# Records for processing:
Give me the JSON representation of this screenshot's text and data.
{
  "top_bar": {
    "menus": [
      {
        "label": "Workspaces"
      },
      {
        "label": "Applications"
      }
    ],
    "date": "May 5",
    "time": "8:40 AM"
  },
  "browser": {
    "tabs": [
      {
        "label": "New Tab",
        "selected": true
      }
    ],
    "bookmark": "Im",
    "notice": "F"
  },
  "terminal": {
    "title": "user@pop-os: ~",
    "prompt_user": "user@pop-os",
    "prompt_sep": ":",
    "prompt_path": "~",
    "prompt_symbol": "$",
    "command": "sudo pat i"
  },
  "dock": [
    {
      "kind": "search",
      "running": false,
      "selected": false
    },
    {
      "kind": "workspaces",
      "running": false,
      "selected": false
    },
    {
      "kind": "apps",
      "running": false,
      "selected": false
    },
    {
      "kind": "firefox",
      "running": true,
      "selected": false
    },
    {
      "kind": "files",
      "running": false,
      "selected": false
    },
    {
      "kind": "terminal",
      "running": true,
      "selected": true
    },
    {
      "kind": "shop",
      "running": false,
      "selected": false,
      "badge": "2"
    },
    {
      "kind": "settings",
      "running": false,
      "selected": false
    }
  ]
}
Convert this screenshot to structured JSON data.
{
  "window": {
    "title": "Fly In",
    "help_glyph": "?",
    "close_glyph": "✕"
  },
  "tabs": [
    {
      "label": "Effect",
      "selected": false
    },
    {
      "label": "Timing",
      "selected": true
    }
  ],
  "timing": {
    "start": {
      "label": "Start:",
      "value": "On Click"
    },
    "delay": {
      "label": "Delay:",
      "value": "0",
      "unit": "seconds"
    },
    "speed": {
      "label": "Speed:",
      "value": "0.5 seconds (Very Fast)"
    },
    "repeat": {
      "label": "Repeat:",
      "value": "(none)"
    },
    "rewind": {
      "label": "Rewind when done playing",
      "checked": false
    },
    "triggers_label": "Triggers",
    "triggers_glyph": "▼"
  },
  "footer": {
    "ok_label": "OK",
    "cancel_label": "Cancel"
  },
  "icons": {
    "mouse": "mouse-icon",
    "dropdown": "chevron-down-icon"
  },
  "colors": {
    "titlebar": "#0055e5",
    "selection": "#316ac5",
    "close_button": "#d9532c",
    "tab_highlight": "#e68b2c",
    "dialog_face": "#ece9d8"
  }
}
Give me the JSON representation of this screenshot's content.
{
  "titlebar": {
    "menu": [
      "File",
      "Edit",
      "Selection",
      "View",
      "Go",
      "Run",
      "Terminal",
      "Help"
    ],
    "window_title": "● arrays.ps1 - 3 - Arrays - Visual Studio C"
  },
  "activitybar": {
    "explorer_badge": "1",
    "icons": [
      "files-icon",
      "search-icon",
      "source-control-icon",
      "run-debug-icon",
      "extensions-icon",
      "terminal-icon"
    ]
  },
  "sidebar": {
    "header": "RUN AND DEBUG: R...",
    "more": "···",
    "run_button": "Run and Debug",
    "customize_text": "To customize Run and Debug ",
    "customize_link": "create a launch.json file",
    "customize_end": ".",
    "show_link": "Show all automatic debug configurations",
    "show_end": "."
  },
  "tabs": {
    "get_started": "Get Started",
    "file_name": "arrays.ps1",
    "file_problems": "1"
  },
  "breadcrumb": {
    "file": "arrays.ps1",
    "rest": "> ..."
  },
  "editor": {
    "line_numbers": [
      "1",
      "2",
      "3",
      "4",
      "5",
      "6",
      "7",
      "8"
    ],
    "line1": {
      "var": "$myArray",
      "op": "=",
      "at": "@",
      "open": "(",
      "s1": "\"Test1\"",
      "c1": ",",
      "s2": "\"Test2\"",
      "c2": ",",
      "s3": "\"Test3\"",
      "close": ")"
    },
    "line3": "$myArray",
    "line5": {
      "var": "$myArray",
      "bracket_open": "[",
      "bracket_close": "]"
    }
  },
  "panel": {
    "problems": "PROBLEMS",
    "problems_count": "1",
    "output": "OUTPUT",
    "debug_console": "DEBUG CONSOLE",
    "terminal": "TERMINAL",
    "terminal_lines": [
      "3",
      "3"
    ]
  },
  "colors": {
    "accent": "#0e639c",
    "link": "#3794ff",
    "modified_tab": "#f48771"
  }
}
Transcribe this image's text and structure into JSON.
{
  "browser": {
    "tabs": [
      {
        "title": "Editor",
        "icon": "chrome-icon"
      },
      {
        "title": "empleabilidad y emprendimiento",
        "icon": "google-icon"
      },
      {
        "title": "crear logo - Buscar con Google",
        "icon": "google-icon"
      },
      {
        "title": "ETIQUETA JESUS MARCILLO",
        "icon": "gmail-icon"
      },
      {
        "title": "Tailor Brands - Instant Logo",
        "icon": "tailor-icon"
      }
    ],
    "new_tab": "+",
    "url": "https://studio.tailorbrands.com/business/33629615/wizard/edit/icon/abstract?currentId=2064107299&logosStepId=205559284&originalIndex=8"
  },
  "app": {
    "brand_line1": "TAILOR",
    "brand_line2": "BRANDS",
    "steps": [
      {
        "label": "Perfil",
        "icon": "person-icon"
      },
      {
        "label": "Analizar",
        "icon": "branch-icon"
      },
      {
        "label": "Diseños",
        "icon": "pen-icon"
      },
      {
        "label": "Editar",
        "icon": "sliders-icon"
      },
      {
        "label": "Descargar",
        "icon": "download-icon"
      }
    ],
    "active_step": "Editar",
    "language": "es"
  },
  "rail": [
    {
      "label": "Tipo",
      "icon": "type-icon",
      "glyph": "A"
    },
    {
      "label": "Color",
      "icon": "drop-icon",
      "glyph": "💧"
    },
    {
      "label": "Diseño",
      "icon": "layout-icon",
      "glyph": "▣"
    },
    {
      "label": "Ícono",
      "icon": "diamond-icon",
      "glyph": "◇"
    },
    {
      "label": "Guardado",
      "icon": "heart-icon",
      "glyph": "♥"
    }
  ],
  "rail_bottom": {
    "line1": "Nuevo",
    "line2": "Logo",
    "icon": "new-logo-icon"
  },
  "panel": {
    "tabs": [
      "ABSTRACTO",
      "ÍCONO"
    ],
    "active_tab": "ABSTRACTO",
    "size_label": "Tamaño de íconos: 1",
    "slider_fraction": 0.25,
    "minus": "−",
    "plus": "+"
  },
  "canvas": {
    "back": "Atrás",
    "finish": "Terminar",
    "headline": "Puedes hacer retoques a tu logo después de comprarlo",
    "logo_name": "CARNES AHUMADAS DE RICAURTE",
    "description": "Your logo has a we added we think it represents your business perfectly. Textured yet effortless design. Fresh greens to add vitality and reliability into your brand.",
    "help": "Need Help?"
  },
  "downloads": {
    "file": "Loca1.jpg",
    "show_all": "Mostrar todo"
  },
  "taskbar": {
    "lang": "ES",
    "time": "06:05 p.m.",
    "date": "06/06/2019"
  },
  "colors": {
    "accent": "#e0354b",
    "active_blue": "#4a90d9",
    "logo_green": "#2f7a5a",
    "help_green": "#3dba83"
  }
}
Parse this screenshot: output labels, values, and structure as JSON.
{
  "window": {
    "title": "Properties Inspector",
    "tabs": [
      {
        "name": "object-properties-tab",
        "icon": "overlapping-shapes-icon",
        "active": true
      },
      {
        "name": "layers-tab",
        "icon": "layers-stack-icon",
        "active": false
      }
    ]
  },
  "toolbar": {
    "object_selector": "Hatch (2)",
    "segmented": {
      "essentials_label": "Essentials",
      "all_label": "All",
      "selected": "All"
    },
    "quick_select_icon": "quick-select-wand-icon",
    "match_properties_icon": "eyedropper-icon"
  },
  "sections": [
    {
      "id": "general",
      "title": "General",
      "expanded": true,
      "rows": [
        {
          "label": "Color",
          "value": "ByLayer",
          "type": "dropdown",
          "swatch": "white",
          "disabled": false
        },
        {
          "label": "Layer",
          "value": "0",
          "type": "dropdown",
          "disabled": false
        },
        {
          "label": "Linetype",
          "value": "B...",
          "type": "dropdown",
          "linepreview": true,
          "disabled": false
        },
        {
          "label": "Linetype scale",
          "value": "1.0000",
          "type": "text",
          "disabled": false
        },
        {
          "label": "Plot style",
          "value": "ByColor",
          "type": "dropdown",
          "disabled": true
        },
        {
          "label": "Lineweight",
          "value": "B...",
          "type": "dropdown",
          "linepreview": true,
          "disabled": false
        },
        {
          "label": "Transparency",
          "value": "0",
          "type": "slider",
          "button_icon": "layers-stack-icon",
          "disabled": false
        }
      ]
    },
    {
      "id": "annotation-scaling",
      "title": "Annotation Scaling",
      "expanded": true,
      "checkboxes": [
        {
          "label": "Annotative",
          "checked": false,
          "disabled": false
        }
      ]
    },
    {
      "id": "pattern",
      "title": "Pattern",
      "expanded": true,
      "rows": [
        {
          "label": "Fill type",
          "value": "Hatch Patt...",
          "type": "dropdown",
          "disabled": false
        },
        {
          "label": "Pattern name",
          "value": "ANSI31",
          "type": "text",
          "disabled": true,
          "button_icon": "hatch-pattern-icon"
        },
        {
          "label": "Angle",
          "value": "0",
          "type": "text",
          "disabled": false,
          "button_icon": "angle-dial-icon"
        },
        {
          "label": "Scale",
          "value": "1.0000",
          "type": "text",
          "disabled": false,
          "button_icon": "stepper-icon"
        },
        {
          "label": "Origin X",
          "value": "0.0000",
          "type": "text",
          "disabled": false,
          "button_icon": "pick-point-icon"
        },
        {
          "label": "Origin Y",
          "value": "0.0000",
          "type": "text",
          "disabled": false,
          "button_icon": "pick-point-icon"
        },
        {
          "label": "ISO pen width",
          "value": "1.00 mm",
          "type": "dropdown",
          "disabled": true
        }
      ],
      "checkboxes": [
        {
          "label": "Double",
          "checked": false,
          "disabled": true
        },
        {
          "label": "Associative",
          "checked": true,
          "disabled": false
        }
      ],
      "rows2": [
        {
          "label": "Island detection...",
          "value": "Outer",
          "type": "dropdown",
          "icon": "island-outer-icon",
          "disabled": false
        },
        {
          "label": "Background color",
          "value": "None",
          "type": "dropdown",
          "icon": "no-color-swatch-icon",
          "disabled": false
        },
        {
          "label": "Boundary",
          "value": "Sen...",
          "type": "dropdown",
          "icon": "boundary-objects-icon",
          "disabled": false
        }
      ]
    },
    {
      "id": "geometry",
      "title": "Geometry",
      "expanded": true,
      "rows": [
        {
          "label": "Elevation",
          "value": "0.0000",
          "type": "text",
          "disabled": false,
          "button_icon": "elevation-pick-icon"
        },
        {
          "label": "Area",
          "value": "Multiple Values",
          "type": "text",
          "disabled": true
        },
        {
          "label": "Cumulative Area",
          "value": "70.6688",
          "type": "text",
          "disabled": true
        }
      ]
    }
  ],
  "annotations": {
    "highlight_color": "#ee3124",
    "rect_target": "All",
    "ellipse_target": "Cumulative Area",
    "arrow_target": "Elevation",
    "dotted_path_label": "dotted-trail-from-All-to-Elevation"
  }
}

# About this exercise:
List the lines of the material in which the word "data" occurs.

# Exercise response:
Give me the JSON representation of this screenshot's text and data.
Convert this screenshot to structured JSON data.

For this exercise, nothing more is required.